■ WORK ORDER: Return the full set of records, matching them character for character.

■ RECORDS FOR THIS TASK:
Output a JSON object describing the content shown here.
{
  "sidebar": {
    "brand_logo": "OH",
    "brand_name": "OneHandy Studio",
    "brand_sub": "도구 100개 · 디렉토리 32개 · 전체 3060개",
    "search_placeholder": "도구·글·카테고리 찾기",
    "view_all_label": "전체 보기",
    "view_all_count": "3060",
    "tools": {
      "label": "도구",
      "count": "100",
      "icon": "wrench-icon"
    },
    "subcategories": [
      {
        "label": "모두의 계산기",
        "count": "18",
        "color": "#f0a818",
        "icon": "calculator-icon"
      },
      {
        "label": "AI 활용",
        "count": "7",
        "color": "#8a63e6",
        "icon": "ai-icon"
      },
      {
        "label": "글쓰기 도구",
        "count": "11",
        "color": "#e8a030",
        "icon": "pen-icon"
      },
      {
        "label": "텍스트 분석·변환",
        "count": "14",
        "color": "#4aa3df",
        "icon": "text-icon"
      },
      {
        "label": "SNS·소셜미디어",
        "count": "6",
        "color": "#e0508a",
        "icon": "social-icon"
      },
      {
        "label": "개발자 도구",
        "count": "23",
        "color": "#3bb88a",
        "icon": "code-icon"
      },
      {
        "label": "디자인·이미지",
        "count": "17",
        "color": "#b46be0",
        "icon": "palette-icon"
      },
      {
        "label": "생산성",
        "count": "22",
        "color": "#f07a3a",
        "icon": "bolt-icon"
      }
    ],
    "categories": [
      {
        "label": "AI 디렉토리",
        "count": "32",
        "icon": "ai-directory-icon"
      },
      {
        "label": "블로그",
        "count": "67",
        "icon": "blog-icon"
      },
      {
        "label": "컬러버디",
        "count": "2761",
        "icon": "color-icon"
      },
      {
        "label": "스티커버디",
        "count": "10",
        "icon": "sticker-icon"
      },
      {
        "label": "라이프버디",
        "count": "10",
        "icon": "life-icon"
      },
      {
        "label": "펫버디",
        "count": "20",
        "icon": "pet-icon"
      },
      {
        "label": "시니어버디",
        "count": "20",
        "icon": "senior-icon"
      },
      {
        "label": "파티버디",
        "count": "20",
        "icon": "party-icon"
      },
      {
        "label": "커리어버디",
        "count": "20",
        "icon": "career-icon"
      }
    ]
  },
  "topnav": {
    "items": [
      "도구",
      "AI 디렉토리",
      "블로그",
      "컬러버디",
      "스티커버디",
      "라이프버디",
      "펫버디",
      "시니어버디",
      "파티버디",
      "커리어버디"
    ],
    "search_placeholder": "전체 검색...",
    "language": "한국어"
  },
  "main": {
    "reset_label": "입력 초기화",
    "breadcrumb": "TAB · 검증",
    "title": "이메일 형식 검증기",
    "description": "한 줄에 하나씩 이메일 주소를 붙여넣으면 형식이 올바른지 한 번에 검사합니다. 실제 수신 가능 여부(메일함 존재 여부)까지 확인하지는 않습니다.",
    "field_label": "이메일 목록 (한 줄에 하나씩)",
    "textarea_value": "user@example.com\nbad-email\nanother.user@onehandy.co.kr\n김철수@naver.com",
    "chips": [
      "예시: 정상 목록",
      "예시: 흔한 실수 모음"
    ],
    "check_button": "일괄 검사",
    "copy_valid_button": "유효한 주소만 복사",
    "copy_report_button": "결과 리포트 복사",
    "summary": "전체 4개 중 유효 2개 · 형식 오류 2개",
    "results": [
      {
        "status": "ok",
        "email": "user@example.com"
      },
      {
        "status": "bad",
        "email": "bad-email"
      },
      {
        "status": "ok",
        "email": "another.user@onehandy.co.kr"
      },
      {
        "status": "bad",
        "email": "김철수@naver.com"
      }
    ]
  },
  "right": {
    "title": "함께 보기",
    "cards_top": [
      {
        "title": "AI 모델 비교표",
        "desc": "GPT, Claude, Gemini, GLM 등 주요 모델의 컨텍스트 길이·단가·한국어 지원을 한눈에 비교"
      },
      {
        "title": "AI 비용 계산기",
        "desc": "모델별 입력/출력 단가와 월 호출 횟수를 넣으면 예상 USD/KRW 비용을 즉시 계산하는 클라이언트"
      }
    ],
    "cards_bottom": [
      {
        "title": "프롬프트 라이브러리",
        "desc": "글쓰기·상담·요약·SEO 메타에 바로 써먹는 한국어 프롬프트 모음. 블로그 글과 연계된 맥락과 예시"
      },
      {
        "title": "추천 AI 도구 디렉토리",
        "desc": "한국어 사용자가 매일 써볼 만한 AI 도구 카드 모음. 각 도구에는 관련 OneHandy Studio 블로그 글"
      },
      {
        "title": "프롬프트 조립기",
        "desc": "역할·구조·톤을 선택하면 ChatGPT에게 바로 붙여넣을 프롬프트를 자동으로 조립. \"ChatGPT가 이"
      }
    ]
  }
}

■ RESPONSE TO THIS EXERCISE:
Output a JSON object describing the content shown here.
{
  "sidebar": {
    "brand_logo": "OH",
    "brand_name": "OneHandy Studio",
    "brand_sub": "도구 100개 · 디렉토리 32개 · 전체 3060개",
    "search_placeholder": "도구·글·카테고리 찾기",
    "view_all_label": "전체 보기",
    "view_all_count": "3060",
    "tools": {
      "label": "도구",
      "count": "100",
      "icon": "wrench-icon"
    },
    "subcategories": [
      {
        "label": "모두의 계산기",
        "count": "18",
        "color": "#f0a818",
        "icon": "calculator-icon"
      },
      {
        "label": "AI 활용",
        "count": "7",
        "color": "#8a63e6",
        "icon": "ai-icon"
      },
      {
        "label": "글쓰기 도구",
        "count": "11",
        "color": "#e8a030",
        "icon": "pen-icon"
      },
      {
        "label": "텍스트 분석·변환",
        "count": "14",
        "color": "#4aa3df",
        "icon": "text-icon"
      },
      {
        "label": "SNS·소셜미디어",
        "count": "6",
        "color": "#e0508a",
        "icon": "social-icon"
      },
      {
        "label": "개발자 도구",
        "count": "23",
        "color": "#3bb88a",
        "icon": "code-icon"
      },
      {
        "label": "디자인·이미지",
        "count": "17",
        "color": "#b46be0",
        "icon": "palette-icon"
      },
      {
        "label": "생산성",
        "count": "22",
        "color": "#f07a3a",
        "icon": "bolt-icon"
      }
    ],
    "categories": [
      {
        "label": "AI 디렉토리",
        "count": "32",
        "icon": "ai-directory-icon"
      },
      {
        "label": "블로그",
        "count": "67",
        "icon": "blog-icon"
      },
      {
        "label": "컬러버디",
        "count": "2761",
        "icon": "color-icon"
      },
      {
        "label": "스티커버디",
        "count": "10",
        "icon": "sticker-icon"
      },
      {
        "label": "라이프버디",
        "count": "10",
        "icon": "life-icon"
      },
      {
        "label": "펫버디",
        "count": "20",
        "icon": "pet-icon"
      },
      {
        "label": "시니어버디",
        "count": "20",
        "icon": "senior-icon"
      },
      {
        "label": "파티버디",
        "count": "20",
        "icon": "party-icon"
      },
      {
        "label": "커리어버디",
        "count": "20",
        "icon": "career-icon"
      }
    ]
  },
  "topnav": {
    "items": [
      "도구",
      "AI 디렉토리",
      "블로그",
      "컬러버디",
      "스티커버디",
      "라이프버디",
      "펫버디",
      "시니어버디",
      "파티버디",
      "커리어버디"
    ],
    "search_placeholder": "전체 검색...",
    "language": "한국어"
  },
  "main": {
    "reset_label": "입력 초기화",
    "breadcrumb": "TAB · 검증",
    "title": "이메일 형식 검증기",
    "description": "한 줄에 하나씩 이메일 주소를 붙여넣으면 형식이 올바른지 한 번에 검사합니다. 실제 수신 가능 여부(메일함 존재 여부)까지 확인하지는 않습니다.",
    "field_label": "이메일 목록 (한 줄에 하나씩)",
    "textarea_value": "user@example.com\nbad-email\nanother.user@onehandy.co.kr\n김철수@naver.com",
    "chips": [
      "예시: 정상 목록",
      "예시: 흔한 실수 모음"
    ],
    "check_button": "일괄 검사",
    "copy_valid_button": "유효한 주소만 복사",
    "copy_report_button": "결과 리포트 복사",
    "summary": "전체 4개 중 유효 2개 · 형식 오류 2개",
    "results": [
      {
        "status": "ok",
        "email": "user@example.com"
      },
      {
        "status": "bad",
        "email": "bad-email"
      },
      {
        "status": "ok",
        "email": "another.user@onehandy.co.kr"
      },
      {
        "status": "bad",
        "email": "김철수@naver.com"
      }
    ]
  },
  "right": {
    "title": "함께 보기",
    "cards_top": [
      {
        "title": "AI 모델 비교표",
        "desc": "GPT, Claude, Gemini, GLM 등 주요 모델의 컨텍스트 길이·단가·한국어 지원을 한눈에 비교"
      },
      {
        "title": "AI 비용 계산기",
        "desc": "모델별 입력/출력 단가와 월 호출 횟수를 넣으면 예상 USD/KRW 비용을 즉시 계산하는 클라이언트"
      }
    ],
    "cards_bottom": [
      {
        "title": "프롬프트 라이브러리",
        "desc": "글쓰기·상담·요약·SEO 메타에 바로 써먹는 한국어 프롬프트 모음. 블로그 글과 연계된 맥락과 예시"
      },
      {
        "title": "추천 AI 도구 디렉토리",
        "desc": "한국어 사용자가 매일 써볼 만한 AI 도구 카드 모음. 각 도구에는 관련 OneHandy Studio 블로그 글"
      },
      {
        "title": "프롬프트 조립기",
        "desc": "역할·구조·톤을 선택하면 ChatGPT에게 바로 붙여넣을 프롬프트를 자동으로 조립. \"ChatGPT가 이"
      }
    ]
  }
}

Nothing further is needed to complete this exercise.